**WHAT YOU WILL DO**
An exact copy of the entries is needed, with every picture left out.

**Stored data**
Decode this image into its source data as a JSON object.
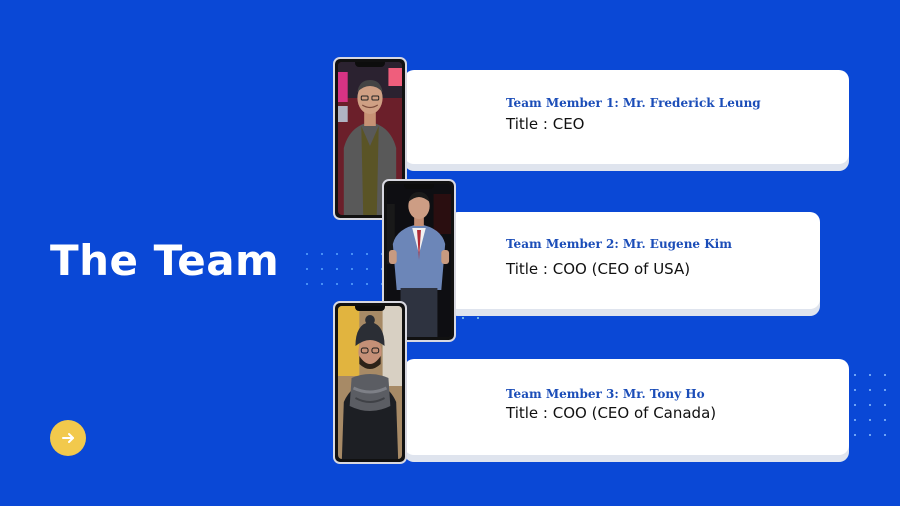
{
  "slide": {
    "heading": "The Team"
  },
  "navigation": {
    "next_icon": "arrow-right-icon"
  },
  "members": [
    {
      "name": "Team Member 1: Mr. Frederick Leung",
      "title": "Title : CEO",
      "photo_icon": "person-photo"
    },
    {
      "name": "Team Member 2: Mr. Eugene Kim",
      "title": "Title : COO (CEO of USA)",
      "photo_icon": "person-photo"
    },
    {
      "name": "Team Member 3: Mr. Tony Ho",
      "title": "Title : COO (CEO of Canada)",
      "photo_icon": "person-photo"
    }
  ],
  "colors": {
    "background": "#0a48d6",
    "button": "#f2c94c",
    "name_text": "#1b4db8",
    "card": "#ffffff"
  }
}
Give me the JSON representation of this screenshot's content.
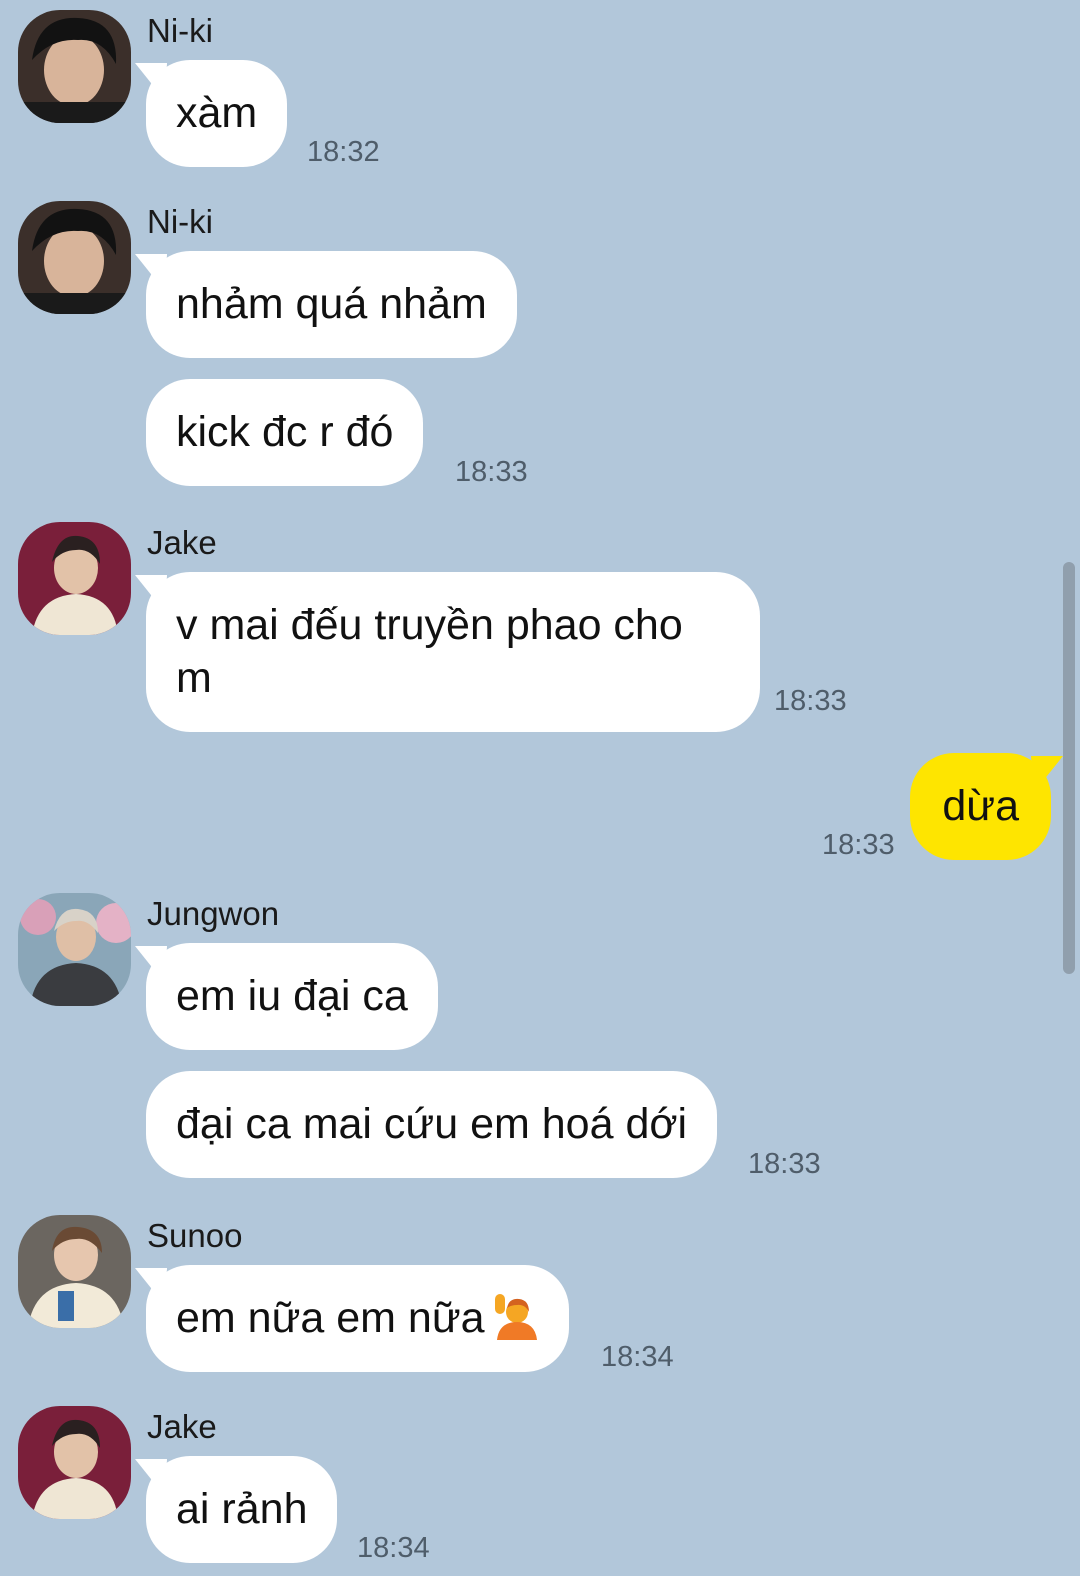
{
  "messages": [
    {
      "sender": "Ni-ki",
      "text": "xàm",
      "time": "18:32"
    },
    {
      "sender": "Ni-ki",
      "text1": "nhảm quá nhảm",
      "text2": "kick đc r đó",
      "time": "18:33"
    },
    {
      "sender": "Jake",
      "text": "v mai đếu truyền phao cho m",
      "time": "18:33"
    },
    {
      "sender": "",
      "text": "dừa",
      "time": "18:33"
    },
    {
      "sender": "Jungwon",
      "text1": "em iu đại ca",
      "text2": "đại ca mai cứu em hoá dới",
      "time": "18:33"
    },
    {
      "sender": "Sunoo",
      "text": "em nữa em nữa",
      "time": "18:34"
    },
    {
      "sender": "Jake",
      "text": "ai rảnh",
      "time": "18:34"
    }
  ],
  "colors": {
    "background": "#b2c7da",
    "my_bubble": "#fee500",
    "other_bubble": "#ffffff"
  },
  "icons": {
    "emoji": "person-raising-hand-emoji"
  }
}
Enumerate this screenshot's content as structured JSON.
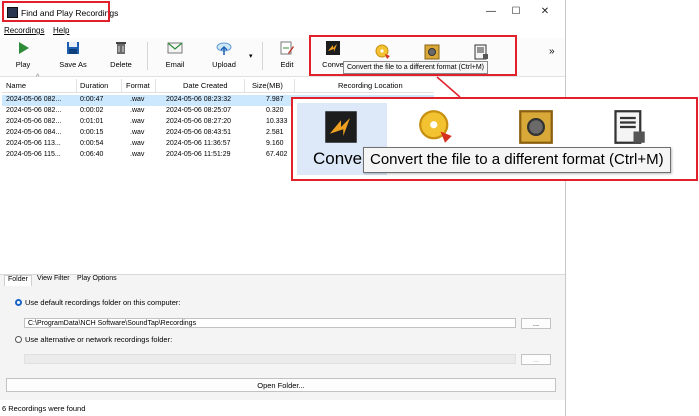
{
  "window": {
    "title": "Find and Play Recordings",
    "controls": {
      "minimize": "—",
      "maximize": "☐",
      "close": "✕"
    }
  },
  "menu": {
    "items": [
      {
        "label": "Recordings"
      },
      {
        "label": "Help"
      }
    ]
  },
  "toolbar": {
    "buttons": [
      {
        "label": "Play",
        "icon": "play-icon"
      },
      {
        "label": "Save As",
        "icon": "save-icon"
      },
      {
        "label": "Delete",
        "icon": "trash-icon"
      },
      {
        "label": "Email",
        "icon": "email-icon"
      },
      {
        "label": "Upload",
        "icon": "upload-icon"
      },
      {
        "label": "Edit",
        "icon": "edit-icon"
      },
      {
        "label": "Conve",
        "icon": "convert-icon"
      }
    ],
    "tooltip": "Convert the file to a different format (Ctrl+M)",
    "overflow": "»",
    "upload_arrow": "▾"
  },
  "list": {
    "sort_indicator": "^",
    "columns": [
      "Name",
      "Duration",
      "Format",
      "Date Created",
      "Size(MB)",
      "Recording Location"
    ],
    "rows": [
      {
        "name": "2024-05-06 082...",
        "duration": "0:00:47",
        "format": ".wav",
        "date": "2024-05-06 08:23:32",
        "size": "7.987"
      },
      {
        "name": "2024-05-06 082...",
        "duration": "0:00:02",
        "format": ".wav",
        "date": "2024-05-06 08:25:07",
        "size": "0.320"
      },
      {
        "name": "2024-05-06 082...",
        "duration": "0:01:01",
        "format": ".wav",
        "date": "2024-05-06 08:27:20",
        "size": "10.333"
      },
      {
        "name": "2024-05-06 084...",
        "duration": "0:00:15",
        "format": ".wav",
        "date": "2024-05-06 08:43:51",
        "size": "2.581"
      },
      {
        "name": "2024-05-06 113...",
        "duration": "0:00:54",
        "format": ".wav",
        "date": "2024-05-06 11:36:57",
        "size": "9.160"
      },
      {
        "name": "2024-05-06 115...",
        "duration": "0:06:40",
        "format": ".wav",
        "date": "2024-05-06 11:51:29",
        "size": "67.402"
      }
    ]
  },
  "tabs": [
    {
      "label": "Folder"
    },
    {
      "label": "View Filter"
    },
    {
      "label": "Play Options"
    }
  ],
  "folder": {
    "default_option": "Use default recordings folder on this computer:",
    "default_path": "C:\\ProgramData\\NCH Software\\SoundTap\\Recordings",
    "browse": "...",
    "alt_option": "Use alternative or network recordings folder:",
    "alt_browse": "...",
    "open_folder": "Open Folder..."
  },
  "status": "6 Recordings were found",
  "zoom": {
    "label": "Conve",
    "tooltip": "Convert the file to a different format (Ctrl+M)"
  },
  "colors": {
    "highlight": "#e0202a",
    "selection": "#cce8ff",
    "accent": "#1a63c7"
  }
}
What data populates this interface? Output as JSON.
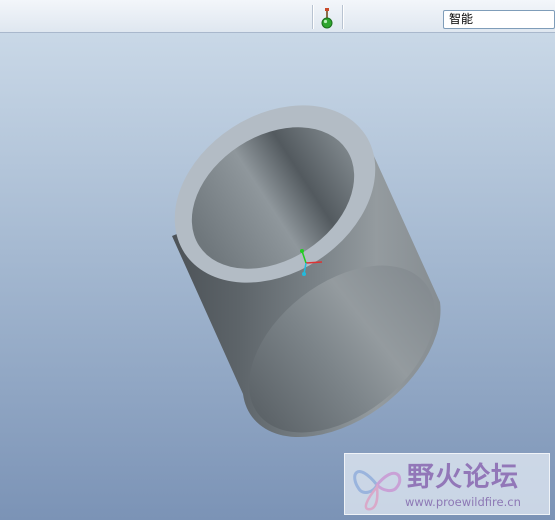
{
  "toolbar": {
    "filter_value": "智能",
    "display_toggle_icon": "datum-display-toggle-icon"
  },
  "watermark": {
    "title": "野火论坛",
    "url": "www.proewildfire.cn",
    "logo_icon": "butterfly-logo-icon"
  },
  "colors": {
    "toolbar_bg": "#e6edf5",
    "viewport_top": "#c9d8e7",
    "viewport_bottom": "#7b93b6",
    "model_gray": "#7e868c",
    "watermark_text": "#9277b8"
  }
}
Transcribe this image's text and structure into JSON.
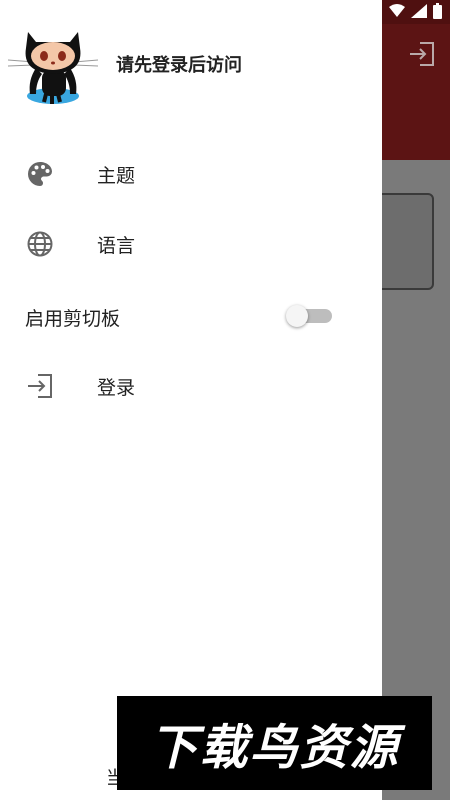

**SOLUTION**
Decode this image into its source data as a JSON object.
{
  "slide": {
    "heading": "The Team"
  },
  "navigation": {
    "next_icon": "arrow-right-icon"
  },
  "members": [
    {
      "name": "Team Member 1: Mr. Frederick Leung",
      "title": "Title : CEO",
      "photo_icon": "person-photo"
    },
    {
      "name": "Team Member 2: Mr. Eugene Kim",
      "title": "Title : COO (CEO of USA)",
      "photo_icon": "person-photo"
    },
    {
      "name": "Team Member 3: Mr. Tony Ho",
      "title": "Title : COO (CEO of Canada)",
      "photo_icon": "person-photo"
    }
  ],
  "colors": {
    "background": "#0a48d6",
    "button": "#f2c94c",
    "name_text": "#1b4db8",
    "card": "#ffffff"
  }
}
Give me the JSON representation of this screenshot's content.
{
  "messages": [
    {
      "sender": "Ni-ki",
      "text": "xàm",
      "time": "18:32"
    },
    {
      "sender": "Ni-ki",
      "text1": "nhảm quá nhảm",
      "text2": "kick đc r đó",
      "time": "18:33"
    },
    {
      "sender": "Jake",
      "text": "v mai đếu truyền phao cho m",
      "time": "18:33"
    },
    {
      "sender": "",
      "text": "dừa",
      "time": "18:33"
    },
    {
      "sender": "Jungwon",
      "text1": "em iu đại ca",
      "text2": "đại ca mai cứu em hoá dới",
      "time": "18:33"
    },
    {
      "sender": "Sunoo",
      "text": "em nữa em nữa",
      "time": "18:34"
    },
    {
      "sender": "Jake",
      "text": "ai rảnh",
      "time": "18:34"
    }
  ],
  "colors": {
    "background": "#b2c7da",
    "my_bubble": "#fee500",
    "other_bubble": "#ffffff"
  },
  "icons": {
    "emoji": "person-raising-hand-emoji"
  }
}
Enumerate this screenshot's content as structured JSON.
{
  "window": {
    "title": "Find and Play Recordings",
    "controls": {
      "minimize": "—",
      "maximize": "☐",
      "close": "✕"
    }
  },
  "menu": {
    "items": [
      {
        "label": "Recordings"
      },
      {
        "label": "Help"
      }
    ]
  },
  "toolbar": {
    "buttons": [
      {
        "label": "Play",
        "icon": "play-icon"
      },
      {
        "label": "Save As",
        "icon": "save-icon"
      },
      {
        "label": "Delete",
        "icon": "trash-icon"
      },
      {
        "label": "Email",
        "icon": "email-icon"
      },
      {
        "label": "Upload",
        "icon": "upload-icon"
      },
      {
        "label": "Edit",
        "icon": "edit-icon"
      },
      {
        "label": "Conve",
        "icon": "convert-icon"
      }
    ],
    "tooltip": "Convert the file to a different format (Ctrl+M)",
    "overflow": "»",
    "upload_arrow": "▾"
  },
  "list": {
    "sort_indicator": "^",
    "columns": [
      "Name",
      "Duration",
      "Format",
      "Date Created",
      "Size(MB)",
      "Recording Location"
    ],
    "rows": [
      {
        "name": "2024-05-06 082...",
        "duration": "0:00:47",
        "format": ".wav",
        "date": "2024-05-06 08:23:32",
        "size": "7.987"
      },
      {
        "name": "2024-05-06 082...",
        "duration": "0:00:02",
        "format": ".wav",
        "date": "2024-05-06 08:25:07",
        "size": "0.320"
      },
      {
        "name": "2024-05-06 082...",
        "duration": "0:01:01",
        "format": ".wav",
        "date": "2024-05-06 08:27:20",
        "size": "10.333"
      },
      {
        "name": "2024-05-06 084...",
        "duration": "0:00:15",
        "format": ".wav",
        "date": "2024-05-06 08:43:51",
        "size": "2.581"
      },
      {
        "name": "2024-05-06 113...",
        "duration": "0:00:54",
        "format": ".wav",
        "date": "2024-05-06 11:36:57",
        "size": "9.160"
      },
      {
        "name": "2024-05-06 115...",
        "duration": "0:06:40",
        "format": ".wav",
        "date": "2024-05-06 11:51:29",
        "size": "67.402"
      }
    ]
  },
  "tabs": [
    {
      "label": "Folder"
    },
    {
      "label": "View Filter"
    },
    {
      "label": "Play Options"
    }
  ],
  "folder": {
    "default_option": "Use default recordings folder on this computer:",
    "default_path": "C:\\ProgramData\\NCH Software\\SoundTap\\Recordings",
    "browse": "...",
    "alt_option": "Use alternative or network recordings folder:",
    "alt_browse": "...",
    "open_folder": "Open Folder..."
  },
  "status": "6 Recordings were found",
  "zoom": {
    "label": "Conve",
    "tooltip": "Convert the file to a different format (Ctrl+M)"
  },
  "colors": {
    "highlight": "#e0202a",
    "selection": "#cce8ff",
    "accent": "#1a63c7"
  }
}
What data populates this interface? Output as JSON.
{
  "toolbar": {
    "filter_value": "智能",
    "display_toggle_icon": "datum-display-toggle-icon"
  },
  "watermark": {
    "title": "野火论坛",
    "url": "www.proewildfire.cn",
    "logo_icon": "butterfly-logo-icon"
  },
  "colors": {
    "toolbar_bg": "#e6edf5",
    "viewport_top": "#c9d8e7",
    "viewport_bottom": "#7b93b6",
    "model_gray": "#7e868c",
    "watermark_text": "#9277b8"
  }
}
Transcribe this image's text and structure into JSON.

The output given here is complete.